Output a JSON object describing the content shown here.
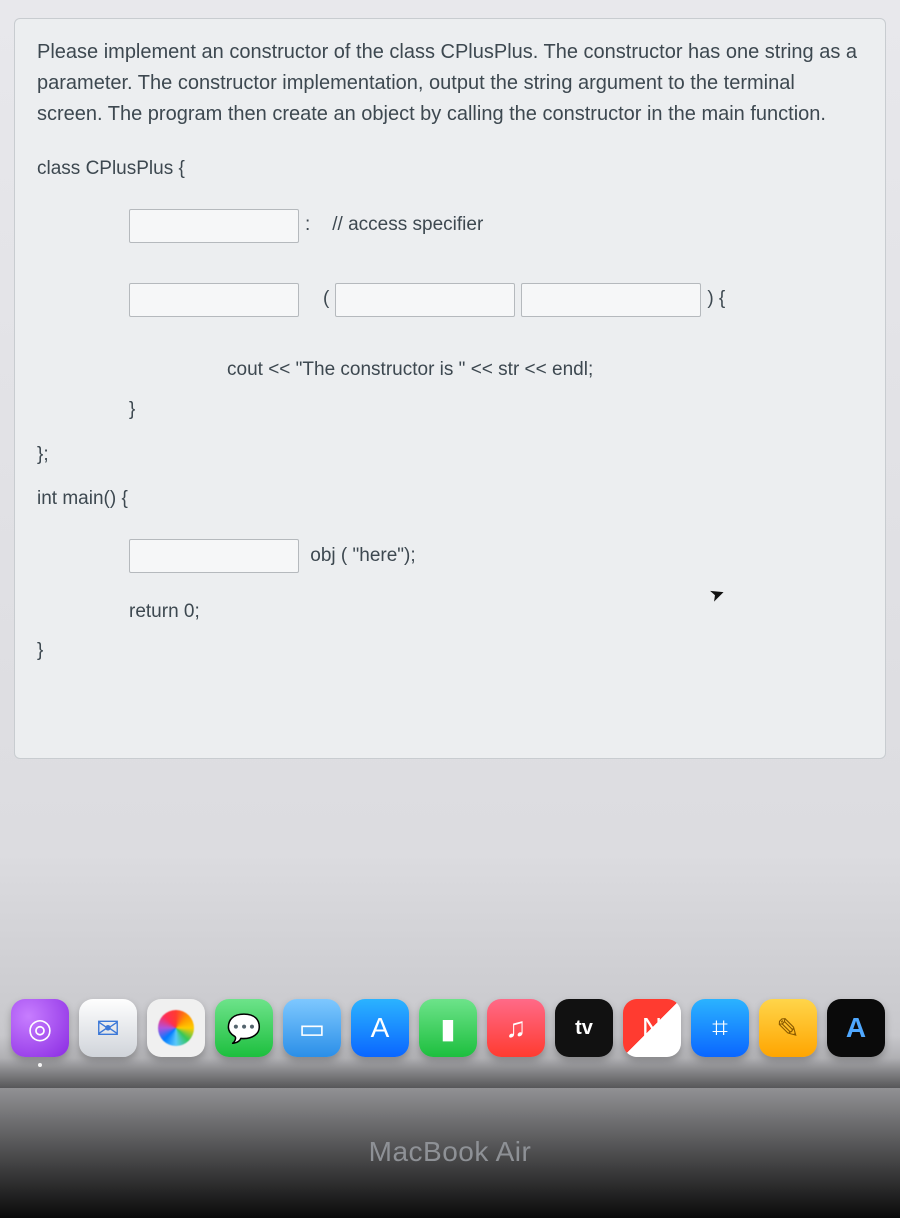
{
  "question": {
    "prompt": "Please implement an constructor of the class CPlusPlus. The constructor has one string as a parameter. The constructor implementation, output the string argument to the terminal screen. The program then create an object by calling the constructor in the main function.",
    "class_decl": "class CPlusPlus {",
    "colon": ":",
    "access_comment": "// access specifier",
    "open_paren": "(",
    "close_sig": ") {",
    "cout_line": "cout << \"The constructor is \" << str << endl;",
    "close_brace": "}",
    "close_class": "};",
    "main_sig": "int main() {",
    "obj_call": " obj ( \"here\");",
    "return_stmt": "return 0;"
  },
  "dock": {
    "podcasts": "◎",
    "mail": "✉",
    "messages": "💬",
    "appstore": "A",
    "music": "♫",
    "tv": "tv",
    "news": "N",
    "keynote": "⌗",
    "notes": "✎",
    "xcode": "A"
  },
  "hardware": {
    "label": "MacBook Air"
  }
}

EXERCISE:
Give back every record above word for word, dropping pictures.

RESULT OF THIS TASK:
Output a JSON object describing the content shown here.
{
  "question": {
    "prompt": "Please implement an constructor of the class CPlusPlus. The constructor has one string as a parameter. The constructor implementation, output the string argument to the terminal screen. The program then create an object by calling the constructor in the main function.",
    "class_decl": "class CPlusPlus {",
    "colon": ":",
    "access_comment": "// access specifier",
    "open_paren": "(",
    "close_sig": ") {",
    "cout_line": "cout << \"The constructor is \" << str << endl;",
    "close_brace": "}",
    "close_class": "};",
    "main_sig": "int main() {",
    "obj_call": " obj ( \"here\");",
    "return_stmt": "return 0;"
  },
  "dock": {
    "podcasts": "◎",
    "mail": "✉",
    "messages": "💬",
    "appstore": "A",
    "music": "♫",
    "tv": "tv",
    "news": "N",
    "keynote": "⌗",
    "notes": "✎",
    "xcode": "A"
  },
  "hardware": {
    "label": "MacBook Air"
  }
}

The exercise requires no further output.